What you are asked to do: Collect the lines of the entries where "title" shows up.
• • • • • • •
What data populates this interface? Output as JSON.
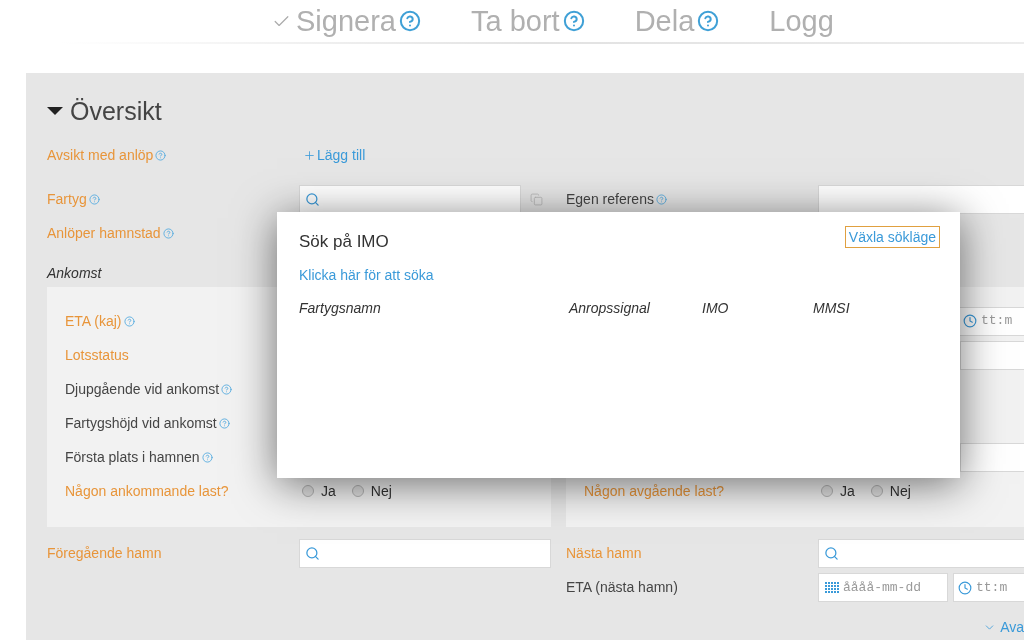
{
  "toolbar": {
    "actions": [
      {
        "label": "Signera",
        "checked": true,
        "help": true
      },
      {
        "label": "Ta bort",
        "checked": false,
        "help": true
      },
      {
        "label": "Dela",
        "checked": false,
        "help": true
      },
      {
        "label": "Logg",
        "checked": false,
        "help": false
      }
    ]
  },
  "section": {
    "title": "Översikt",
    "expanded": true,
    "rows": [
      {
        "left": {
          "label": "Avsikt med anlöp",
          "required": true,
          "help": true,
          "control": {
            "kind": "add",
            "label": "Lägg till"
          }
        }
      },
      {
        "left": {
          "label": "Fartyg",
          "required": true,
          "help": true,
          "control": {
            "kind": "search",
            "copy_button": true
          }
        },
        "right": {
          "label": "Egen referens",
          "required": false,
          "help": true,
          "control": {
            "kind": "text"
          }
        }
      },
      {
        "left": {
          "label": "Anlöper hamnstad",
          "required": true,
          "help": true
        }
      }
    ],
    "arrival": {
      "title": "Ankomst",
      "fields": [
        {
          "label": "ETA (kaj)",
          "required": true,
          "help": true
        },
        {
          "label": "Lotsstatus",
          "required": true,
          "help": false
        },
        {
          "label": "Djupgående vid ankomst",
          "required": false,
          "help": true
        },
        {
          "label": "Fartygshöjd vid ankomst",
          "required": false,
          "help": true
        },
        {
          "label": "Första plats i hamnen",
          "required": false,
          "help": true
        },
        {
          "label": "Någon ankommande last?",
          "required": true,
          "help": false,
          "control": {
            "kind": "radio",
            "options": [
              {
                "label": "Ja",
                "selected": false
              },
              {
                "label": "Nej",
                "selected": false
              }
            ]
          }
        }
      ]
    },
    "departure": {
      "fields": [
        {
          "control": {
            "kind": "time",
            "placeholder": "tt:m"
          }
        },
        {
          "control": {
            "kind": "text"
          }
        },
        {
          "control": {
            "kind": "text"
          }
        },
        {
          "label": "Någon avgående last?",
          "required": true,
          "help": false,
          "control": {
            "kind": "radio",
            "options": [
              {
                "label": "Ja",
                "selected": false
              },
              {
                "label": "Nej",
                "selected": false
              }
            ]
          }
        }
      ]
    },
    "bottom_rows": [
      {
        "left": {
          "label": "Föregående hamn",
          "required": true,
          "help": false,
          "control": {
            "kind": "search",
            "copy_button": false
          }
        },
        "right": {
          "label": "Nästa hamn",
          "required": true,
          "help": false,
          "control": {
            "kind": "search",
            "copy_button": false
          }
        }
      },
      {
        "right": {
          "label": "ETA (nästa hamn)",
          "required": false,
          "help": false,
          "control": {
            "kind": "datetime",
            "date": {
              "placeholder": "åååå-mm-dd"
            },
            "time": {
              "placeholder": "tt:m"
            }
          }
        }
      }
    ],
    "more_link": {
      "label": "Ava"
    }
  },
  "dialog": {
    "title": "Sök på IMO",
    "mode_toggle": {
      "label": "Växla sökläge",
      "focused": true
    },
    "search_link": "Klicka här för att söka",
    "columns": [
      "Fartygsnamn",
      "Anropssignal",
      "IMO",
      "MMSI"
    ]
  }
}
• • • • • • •
Expected output:
    "title": "Översikt",
      "title": "Ankomst",
    "title": "Sök på IMO",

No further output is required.